The new law includes a number of reforms to protect the solvency of Pennsylvania’s Unemployment Compensation Trust Fund and avoid the need for additional borrowing in the future. The legislation will require a larger monetary reserve in the state Trust Fund to prevent businesses from paying higher surcharges during an economic downturn. The new law would adjust the amount of money claimants can make at a part-time job without a reduction of benefits and includes new anti-fraud measures to ensure claimants do not receive benefits they haven’t earned. The new law would also create a new Re-employment Fund to help those who are affected by these changes and create an Unemployment Compensation amnesty program for claimants who have received overpayments and businesses that have failed to make the proper contributions to the system.
It is important to note that this new law will not reduce unemployment benefits for current beneficiaries. It only limits annual increases in the maximum allowable benefit in future years and ensures applicants only receive the benefits to which they are entitled.
To repay the current debt to the federal government, Act 60 of 2012 also authorizes the Commonwealth to borrow up to $4.5 billion in a bond issue. The bond would be repaid through the use of existing employer contributions. Erasing this debt and reforming the system will help ensure the UC Trust Fund remains solvent for employees and shields employers against additional charges from the federal government during times when they can least afford to pay.
Brubaker Invites District Residents to Design Holiday Cards
When I have the opportunity to meet and interact with members of local communities, I am always impressed with the considerable talent and creativity that exists in our region. To help highlight these tremendous gifts, I am inviting local residents to submit artwork and holiday greetings to be included in my 2012 holiday cards. I hope that this invitation will encourage local residents to showcase their talents for a broad audience this holiday season.
The winning design and holiday greeting will be included in the cards and featured on my website. The submission period is open now and will run through September 7. The winning entry will be announced in mid-September. Entries can be mailed to or dropped off at my Lititz office at 301 E. Main Street, Lititz, PA 17543 or submitted online. No taxpayer dollars will be used to print or mail the cards.

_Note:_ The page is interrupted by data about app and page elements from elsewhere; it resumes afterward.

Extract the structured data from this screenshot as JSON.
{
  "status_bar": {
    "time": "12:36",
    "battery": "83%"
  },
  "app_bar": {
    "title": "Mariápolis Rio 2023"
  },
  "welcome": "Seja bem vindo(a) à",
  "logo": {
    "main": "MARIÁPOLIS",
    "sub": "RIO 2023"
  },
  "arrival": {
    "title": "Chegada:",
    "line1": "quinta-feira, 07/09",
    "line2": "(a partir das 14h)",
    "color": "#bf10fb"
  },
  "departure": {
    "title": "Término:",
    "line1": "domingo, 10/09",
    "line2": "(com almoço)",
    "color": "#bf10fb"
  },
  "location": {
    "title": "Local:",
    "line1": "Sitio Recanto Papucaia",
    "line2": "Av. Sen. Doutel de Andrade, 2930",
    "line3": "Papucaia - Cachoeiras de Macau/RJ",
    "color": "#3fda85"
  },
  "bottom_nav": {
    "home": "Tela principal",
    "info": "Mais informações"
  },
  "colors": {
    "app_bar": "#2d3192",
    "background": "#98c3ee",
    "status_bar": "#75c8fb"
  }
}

For more information on issues of importance to Lancaster and Chester County residents, please visit my website at www.senatorbrubaker.com.